> **How to complete this task**
The expected answer is every line of the material that contains the word "Добавь".
### Raw data ###
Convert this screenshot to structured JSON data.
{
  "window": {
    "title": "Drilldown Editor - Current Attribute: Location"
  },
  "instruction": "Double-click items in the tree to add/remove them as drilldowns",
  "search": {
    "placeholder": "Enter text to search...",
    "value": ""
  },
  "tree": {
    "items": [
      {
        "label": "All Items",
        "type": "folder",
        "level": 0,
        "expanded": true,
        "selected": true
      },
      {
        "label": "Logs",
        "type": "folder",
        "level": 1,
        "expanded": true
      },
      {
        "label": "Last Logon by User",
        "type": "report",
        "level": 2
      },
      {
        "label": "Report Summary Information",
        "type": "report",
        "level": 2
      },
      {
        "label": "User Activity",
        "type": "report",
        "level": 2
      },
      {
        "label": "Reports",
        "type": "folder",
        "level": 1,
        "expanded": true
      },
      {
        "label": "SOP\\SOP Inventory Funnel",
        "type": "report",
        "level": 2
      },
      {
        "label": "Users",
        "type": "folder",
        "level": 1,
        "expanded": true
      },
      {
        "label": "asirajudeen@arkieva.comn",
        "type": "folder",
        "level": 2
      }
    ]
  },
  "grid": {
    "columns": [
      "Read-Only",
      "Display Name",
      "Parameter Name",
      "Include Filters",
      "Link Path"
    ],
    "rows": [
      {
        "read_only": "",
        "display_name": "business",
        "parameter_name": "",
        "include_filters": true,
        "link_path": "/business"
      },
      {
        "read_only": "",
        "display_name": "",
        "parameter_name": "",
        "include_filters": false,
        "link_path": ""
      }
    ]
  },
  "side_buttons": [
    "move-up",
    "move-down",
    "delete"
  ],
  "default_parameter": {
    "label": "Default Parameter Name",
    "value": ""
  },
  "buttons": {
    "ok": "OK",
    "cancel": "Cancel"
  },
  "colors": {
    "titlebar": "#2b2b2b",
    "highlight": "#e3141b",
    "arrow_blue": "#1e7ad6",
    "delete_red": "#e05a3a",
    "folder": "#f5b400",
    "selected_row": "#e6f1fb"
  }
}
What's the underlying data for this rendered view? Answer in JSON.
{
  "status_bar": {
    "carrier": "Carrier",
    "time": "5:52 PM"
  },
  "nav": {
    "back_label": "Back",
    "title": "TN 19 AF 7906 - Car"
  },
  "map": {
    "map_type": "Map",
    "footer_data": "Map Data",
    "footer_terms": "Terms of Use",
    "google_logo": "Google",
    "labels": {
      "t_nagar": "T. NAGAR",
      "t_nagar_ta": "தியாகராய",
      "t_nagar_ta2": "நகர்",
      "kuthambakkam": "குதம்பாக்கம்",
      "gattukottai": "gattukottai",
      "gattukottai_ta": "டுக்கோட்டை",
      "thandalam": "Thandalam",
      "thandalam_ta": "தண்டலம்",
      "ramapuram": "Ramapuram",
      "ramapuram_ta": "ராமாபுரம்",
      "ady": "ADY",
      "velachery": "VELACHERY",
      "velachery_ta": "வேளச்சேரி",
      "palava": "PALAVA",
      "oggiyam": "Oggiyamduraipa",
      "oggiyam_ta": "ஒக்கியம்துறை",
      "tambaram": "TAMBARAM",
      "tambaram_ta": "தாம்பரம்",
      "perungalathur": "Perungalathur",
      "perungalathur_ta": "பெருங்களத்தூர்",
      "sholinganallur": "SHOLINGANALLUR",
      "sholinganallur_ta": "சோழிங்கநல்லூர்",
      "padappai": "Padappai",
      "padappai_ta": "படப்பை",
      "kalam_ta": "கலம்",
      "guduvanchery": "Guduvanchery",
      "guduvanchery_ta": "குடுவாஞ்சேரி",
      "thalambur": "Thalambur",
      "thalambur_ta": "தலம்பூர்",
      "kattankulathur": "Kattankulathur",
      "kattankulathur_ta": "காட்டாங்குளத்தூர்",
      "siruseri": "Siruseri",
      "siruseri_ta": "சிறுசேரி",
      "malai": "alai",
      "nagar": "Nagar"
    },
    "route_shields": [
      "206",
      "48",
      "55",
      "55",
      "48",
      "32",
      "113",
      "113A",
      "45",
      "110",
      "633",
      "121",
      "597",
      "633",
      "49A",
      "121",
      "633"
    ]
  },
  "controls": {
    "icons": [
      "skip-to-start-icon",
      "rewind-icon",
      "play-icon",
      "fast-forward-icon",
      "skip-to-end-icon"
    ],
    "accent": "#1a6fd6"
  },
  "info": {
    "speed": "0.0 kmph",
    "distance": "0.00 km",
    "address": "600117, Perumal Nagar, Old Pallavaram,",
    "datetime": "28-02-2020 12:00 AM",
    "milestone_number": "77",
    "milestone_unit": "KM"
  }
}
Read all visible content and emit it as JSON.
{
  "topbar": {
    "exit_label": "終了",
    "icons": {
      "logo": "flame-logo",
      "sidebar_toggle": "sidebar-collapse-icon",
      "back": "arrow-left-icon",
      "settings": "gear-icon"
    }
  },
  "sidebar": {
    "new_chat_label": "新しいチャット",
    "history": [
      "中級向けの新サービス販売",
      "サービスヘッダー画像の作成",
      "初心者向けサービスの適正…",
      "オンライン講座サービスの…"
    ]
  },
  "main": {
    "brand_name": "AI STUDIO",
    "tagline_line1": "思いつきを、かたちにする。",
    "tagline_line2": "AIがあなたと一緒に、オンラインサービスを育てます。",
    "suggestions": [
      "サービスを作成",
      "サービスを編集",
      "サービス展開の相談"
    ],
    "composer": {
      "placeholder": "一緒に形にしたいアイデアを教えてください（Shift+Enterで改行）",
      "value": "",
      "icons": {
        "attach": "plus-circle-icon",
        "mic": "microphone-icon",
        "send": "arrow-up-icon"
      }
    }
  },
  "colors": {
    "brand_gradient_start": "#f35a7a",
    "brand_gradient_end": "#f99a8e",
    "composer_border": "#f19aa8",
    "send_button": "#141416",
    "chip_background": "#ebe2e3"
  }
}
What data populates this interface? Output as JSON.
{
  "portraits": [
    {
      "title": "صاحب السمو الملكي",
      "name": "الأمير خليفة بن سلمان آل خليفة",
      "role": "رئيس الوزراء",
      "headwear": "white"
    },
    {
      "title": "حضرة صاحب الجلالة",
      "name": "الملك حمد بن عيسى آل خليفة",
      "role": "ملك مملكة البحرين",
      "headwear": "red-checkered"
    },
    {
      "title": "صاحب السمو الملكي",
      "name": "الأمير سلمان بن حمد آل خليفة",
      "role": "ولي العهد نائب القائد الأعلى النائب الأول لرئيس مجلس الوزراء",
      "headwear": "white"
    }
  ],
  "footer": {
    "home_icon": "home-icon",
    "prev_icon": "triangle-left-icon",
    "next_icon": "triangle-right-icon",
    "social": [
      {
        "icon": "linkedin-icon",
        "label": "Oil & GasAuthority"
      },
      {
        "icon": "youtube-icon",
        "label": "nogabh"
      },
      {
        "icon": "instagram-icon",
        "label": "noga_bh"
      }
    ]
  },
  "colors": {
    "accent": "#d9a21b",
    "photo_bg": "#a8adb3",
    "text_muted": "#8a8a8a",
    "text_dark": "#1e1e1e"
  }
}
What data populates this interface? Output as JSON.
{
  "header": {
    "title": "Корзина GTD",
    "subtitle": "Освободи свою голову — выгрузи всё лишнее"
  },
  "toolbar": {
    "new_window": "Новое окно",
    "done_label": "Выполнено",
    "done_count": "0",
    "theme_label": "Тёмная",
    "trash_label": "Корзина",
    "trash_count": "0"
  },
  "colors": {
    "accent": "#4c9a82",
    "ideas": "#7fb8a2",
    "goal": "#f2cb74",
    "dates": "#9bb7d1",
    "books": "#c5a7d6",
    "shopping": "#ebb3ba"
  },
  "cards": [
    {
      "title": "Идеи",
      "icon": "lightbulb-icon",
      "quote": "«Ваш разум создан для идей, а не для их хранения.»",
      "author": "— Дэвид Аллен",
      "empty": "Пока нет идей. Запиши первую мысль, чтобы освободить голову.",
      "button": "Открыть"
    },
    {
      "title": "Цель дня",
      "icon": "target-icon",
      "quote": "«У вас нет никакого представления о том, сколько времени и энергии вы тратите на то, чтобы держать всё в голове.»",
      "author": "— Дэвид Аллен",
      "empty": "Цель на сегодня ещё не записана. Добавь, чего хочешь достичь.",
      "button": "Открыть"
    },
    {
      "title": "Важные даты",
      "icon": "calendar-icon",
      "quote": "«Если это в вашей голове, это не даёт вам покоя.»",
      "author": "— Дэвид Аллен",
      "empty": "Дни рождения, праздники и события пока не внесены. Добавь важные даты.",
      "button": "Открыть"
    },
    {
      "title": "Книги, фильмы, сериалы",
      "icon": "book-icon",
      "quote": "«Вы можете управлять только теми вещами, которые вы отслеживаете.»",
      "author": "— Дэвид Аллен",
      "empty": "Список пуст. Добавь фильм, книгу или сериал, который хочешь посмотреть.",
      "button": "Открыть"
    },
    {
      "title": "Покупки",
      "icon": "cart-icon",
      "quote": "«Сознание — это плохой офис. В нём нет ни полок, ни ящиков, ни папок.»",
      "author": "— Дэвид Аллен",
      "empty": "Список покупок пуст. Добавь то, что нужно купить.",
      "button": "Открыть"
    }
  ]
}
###
> **Result**
      "empty": "Цель на сегодня ещё не записана. Добавь, чего хочешь достичь.",
      "empty": "Дни рождения, праздники и события пока не внесены. Добавь важные даты.",
      "empty": "Список пуст. Добавь фильм, книгу или сериал, который хочешь посмотреть.",
      "empty": "Список покупок пуст. Добавь то, что нужно купить.",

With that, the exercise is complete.